Placing more components on PCBs increases their functionality, allowing systems to reduce the number of PCBs they require. A multi-function PCB can often replace several traditional boards, reducing electronic systems’ weight and space requirements such as avionics, communication systems, and sensors.
Improvements to manufacturing processes are another advancement that’s making PCBs more suitable for aerospace applications. For example, 3D printing, or additive manufacturing, is building a three-dimensional (3D) object from a digital 3D model. Various techniques exist, but they generally involve using a computer to add material in layers, whether by deposition, joining, or solidification. Manufacturers can use 3D printing to construct plastics, liquid, or powder objects.
In the case of PCBs, 3D printing reduces manufacturing times and costs while also increasing the customization and flexibility of design. As a result, rapid prototyping is more accessible, which is particularly beneficial for developing PCBs for aerospace applications.
Work with a Certified Aerospace PCB Partner
The aerospace industry increasingly depends on using advanced electronics in its vehicles and platforms. This industry has quality requirements beyond the typical office environment where standard PCBs typically operate. They must tolerate environmental extremes that would quickly render a standard unit inoperative. Furthermore, repairing or replacing parts in space is extremely expensive, especially for uncrewed vehicles. In addition, size and weight are critical design considerations for all equipment in aerospace applications.

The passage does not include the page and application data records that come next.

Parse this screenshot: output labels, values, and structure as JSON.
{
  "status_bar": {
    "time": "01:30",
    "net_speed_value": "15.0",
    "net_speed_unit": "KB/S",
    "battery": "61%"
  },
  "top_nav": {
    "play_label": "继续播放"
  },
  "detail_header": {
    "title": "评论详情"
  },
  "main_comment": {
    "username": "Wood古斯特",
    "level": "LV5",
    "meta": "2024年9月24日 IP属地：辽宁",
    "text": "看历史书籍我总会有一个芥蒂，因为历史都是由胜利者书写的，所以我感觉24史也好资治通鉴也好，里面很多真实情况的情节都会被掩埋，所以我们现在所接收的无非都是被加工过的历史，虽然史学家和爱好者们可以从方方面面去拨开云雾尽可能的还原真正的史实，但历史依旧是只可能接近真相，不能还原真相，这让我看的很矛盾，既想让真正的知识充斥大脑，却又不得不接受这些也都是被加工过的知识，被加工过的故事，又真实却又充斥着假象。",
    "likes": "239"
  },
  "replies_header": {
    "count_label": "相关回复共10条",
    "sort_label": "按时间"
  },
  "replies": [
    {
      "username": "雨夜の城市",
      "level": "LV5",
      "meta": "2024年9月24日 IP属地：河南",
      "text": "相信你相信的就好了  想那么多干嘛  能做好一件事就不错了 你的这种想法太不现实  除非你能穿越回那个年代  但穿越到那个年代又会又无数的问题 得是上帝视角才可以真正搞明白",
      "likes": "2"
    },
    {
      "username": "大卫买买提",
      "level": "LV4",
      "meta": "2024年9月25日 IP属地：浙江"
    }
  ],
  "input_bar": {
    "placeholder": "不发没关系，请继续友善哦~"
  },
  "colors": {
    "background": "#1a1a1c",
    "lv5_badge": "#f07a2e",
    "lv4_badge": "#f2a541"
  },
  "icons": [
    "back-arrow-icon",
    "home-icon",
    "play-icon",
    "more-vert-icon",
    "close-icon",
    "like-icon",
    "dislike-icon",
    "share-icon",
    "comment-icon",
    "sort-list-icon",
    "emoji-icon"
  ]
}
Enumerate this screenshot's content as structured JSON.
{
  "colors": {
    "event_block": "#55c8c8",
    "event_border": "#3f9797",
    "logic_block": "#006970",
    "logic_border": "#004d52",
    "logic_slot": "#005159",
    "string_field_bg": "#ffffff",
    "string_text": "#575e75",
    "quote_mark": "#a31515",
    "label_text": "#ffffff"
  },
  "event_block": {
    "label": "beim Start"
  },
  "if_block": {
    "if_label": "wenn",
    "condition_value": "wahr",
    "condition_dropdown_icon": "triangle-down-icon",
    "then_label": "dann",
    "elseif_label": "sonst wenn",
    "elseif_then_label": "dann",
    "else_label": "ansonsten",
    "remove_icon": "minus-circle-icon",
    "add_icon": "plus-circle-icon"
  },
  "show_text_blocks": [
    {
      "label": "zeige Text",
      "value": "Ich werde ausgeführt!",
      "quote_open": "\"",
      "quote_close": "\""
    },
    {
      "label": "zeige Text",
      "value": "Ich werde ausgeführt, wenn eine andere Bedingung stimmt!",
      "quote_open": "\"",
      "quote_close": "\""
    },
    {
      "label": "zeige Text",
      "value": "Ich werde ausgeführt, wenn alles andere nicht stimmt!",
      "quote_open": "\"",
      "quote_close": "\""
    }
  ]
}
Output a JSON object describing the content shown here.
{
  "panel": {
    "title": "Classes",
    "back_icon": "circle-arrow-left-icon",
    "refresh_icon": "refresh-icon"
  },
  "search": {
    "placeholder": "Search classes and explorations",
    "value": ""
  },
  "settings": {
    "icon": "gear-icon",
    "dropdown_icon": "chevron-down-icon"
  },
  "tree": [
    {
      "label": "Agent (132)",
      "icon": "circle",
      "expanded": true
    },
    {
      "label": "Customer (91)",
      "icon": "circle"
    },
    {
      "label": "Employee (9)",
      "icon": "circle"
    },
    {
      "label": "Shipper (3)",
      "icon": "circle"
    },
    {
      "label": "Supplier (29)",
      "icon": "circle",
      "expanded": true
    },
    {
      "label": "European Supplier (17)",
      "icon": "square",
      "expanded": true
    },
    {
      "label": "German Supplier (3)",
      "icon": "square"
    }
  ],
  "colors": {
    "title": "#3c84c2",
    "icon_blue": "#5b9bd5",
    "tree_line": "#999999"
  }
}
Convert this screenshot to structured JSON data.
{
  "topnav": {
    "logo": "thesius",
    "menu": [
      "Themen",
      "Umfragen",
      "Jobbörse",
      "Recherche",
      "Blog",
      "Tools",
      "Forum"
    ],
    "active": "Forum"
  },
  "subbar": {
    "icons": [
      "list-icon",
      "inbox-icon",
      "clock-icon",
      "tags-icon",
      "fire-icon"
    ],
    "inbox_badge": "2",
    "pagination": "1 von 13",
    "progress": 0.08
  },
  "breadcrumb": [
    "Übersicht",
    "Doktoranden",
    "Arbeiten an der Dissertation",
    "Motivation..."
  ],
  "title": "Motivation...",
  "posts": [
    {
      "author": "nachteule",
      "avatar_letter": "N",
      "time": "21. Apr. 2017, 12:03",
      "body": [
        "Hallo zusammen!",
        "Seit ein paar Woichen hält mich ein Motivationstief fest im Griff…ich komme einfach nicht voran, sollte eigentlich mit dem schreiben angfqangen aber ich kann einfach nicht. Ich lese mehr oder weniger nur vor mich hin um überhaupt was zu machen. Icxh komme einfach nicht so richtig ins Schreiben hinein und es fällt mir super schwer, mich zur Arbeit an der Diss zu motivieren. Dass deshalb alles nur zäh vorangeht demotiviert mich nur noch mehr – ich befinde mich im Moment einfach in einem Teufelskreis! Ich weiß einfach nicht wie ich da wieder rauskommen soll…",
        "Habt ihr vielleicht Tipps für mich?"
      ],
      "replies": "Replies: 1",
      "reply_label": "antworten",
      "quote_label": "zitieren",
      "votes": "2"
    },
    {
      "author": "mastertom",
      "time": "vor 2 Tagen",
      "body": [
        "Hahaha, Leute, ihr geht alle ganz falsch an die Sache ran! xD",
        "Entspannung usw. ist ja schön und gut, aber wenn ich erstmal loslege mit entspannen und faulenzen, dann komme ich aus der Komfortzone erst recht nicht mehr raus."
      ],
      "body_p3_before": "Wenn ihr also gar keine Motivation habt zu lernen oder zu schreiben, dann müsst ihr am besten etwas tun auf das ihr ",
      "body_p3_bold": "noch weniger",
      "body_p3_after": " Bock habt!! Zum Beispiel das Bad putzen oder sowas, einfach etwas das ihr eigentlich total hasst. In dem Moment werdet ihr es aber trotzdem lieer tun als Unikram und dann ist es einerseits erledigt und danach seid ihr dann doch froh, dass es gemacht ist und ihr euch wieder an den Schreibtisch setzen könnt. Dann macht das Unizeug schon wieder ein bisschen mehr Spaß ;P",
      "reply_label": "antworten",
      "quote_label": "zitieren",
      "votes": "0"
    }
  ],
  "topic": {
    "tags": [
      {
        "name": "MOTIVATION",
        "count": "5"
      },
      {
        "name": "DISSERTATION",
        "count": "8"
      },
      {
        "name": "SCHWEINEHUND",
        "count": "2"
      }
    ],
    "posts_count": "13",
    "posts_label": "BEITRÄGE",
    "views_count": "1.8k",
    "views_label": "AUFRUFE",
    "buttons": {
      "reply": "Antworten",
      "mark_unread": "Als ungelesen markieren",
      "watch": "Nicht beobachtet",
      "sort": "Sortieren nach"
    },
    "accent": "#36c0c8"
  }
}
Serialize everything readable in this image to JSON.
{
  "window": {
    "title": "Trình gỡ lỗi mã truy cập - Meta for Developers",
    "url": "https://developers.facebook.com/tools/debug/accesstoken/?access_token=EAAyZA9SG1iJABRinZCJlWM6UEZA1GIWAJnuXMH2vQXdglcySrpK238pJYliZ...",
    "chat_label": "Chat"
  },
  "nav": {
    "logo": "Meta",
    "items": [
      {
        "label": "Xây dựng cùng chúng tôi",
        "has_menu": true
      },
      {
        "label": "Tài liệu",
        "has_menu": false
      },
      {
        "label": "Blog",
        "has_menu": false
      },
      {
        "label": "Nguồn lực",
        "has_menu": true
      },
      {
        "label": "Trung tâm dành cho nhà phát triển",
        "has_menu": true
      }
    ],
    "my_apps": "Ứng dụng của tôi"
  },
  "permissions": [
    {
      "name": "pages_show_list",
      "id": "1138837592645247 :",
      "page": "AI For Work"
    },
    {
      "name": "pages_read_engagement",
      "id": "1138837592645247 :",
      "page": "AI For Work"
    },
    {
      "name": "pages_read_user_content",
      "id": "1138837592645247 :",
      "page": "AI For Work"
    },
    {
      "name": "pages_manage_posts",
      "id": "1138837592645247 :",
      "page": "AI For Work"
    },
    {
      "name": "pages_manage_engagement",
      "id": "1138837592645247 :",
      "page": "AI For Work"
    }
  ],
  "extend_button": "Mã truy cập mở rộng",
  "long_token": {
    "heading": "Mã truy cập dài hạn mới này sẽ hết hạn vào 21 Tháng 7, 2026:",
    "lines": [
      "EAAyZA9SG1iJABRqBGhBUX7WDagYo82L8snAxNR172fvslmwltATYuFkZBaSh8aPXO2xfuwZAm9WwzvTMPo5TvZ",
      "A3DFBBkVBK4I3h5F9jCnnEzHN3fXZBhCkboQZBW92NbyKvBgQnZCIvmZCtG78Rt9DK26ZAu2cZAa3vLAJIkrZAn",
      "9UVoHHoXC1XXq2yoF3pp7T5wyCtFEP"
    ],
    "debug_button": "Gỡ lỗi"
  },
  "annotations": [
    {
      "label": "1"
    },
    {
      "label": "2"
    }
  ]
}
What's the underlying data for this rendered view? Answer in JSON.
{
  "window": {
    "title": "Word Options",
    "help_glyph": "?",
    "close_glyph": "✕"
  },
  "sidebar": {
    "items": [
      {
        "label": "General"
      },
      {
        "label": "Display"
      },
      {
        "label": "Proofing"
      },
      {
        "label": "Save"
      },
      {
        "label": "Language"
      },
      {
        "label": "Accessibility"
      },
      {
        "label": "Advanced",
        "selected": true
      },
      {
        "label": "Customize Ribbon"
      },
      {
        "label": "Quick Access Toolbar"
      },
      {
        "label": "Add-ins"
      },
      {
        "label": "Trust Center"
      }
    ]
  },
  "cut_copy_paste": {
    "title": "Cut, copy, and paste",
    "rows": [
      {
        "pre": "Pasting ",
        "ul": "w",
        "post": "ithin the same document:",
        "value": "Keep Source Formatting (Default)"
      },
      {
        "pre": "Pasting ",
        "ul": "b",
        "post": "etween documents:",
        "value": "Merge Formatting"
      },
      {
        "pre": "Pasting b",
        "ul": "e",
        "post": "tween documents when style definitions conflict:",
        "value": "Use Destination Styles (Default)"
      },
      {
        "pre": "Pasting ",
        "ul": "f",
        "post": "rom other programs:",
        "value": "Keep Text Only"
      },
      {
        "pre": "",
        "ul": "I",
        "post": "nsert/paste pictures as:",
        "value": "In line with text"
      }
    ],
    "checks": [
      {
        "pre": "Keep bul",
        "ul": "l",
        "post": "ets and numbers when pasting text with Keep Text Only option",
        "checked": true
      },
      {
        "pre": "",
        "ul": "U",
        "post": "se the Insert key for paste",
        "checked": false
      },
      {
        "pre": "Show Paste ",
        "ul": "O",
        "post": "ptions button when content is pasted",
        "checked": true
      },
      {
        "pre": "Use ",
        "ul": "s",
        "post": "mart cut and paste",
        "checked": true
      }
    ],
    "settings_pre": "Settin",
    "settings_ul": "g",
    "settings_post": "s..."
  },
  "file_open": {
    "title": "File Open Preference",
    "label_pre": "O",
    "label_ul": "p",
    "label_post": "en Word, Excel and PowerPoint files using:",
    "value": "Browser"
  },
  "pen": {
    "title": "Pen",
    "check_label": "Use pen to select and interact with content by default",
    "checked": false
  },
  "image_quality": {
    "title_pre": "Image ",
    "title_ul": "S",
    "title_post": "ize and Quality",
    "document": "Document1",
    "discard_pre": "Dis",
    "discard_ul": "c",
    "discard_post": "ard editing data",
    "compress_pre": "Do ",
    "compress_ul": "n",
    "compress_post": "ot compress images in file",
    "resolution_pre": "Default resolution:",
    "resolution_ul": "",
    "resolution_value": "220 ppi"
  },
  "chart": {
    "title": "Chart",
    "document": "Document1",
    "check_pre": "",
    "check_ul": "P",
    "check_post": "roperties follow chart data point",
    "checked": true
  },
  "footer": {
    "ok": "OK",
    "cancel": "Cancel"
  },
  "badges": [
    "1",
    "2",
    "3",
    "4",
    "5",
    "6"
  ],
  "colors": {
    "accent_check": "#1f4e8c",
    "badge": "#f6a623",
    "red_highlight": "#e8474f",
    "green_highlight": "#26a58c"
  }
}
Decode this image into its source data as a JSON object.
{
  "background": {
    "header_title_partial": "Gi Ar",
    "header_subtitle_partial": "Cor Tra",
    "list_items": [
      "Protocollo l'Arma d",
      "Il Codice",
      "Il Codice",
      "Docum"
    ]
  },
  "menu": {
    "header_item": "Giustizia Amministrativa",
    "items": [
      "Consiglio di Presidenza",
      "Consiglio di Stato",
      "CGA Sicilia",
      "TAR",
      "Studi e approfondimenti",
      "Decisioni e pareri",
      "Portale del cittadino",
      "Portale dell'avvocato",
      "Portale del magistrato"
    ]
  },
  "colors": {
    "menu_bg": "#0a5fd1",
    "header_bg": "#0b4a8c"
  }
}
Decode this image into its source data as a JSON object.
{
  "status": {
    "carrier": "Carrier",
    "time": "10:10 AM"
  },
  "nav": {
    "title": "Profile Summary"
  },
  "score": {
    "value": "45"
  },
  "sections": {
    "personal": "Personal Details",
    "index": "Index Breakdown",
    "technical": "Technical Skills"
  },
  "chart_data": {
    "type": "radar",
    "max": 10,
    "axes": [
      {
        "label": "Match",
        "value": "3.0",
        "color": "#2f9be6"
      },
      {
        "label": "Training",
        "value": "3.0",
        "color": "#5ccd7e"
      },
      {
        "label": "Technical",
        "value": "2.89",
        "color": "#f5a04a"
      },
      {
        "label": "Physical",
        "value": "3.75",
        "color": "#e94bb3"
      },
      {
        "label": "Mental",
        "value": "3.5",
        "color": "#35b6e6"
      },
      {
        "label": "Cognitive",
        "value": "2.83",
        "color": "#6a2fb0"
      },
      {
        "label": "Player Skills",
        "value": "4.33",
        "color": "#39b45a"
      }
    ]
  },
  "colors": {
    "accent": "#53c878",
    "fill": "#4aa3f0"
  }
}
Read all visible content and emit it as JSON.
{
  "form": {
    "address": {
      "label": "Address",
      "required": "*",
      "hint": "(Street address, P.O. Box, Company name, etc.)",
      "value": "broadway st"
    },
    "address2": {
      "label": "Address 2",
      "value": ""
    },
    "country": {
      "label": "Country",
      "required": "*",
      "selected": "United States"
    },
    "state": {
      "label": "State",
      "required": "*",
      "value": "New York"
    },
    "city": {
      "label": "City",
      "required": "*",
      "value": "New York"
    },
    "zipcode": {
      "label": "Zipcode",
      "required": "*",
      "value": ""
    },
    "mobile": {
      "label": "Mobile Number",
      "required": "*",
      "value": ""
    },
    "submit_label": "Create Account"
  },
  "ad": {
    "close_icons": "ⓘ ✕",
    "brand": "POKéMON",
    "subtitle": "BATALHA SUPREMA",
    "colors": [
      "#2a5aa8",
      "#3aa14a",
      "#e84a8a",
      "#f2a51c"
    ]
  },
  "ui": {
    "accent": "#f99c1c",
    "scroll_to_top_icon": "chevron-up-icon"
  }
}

As a AS9100D/ISO9001:2015 Certified PCB partner, Imagineering Inc. understands the growing reliance on advanced electronics in the aerospace industry. We recognize the need for reliable and durable PCB solutions with heavy consideration around size and weight. Elevate your aerospace electronics to new heights by leveraging the experts at Imagineering Inc. Get a quote today!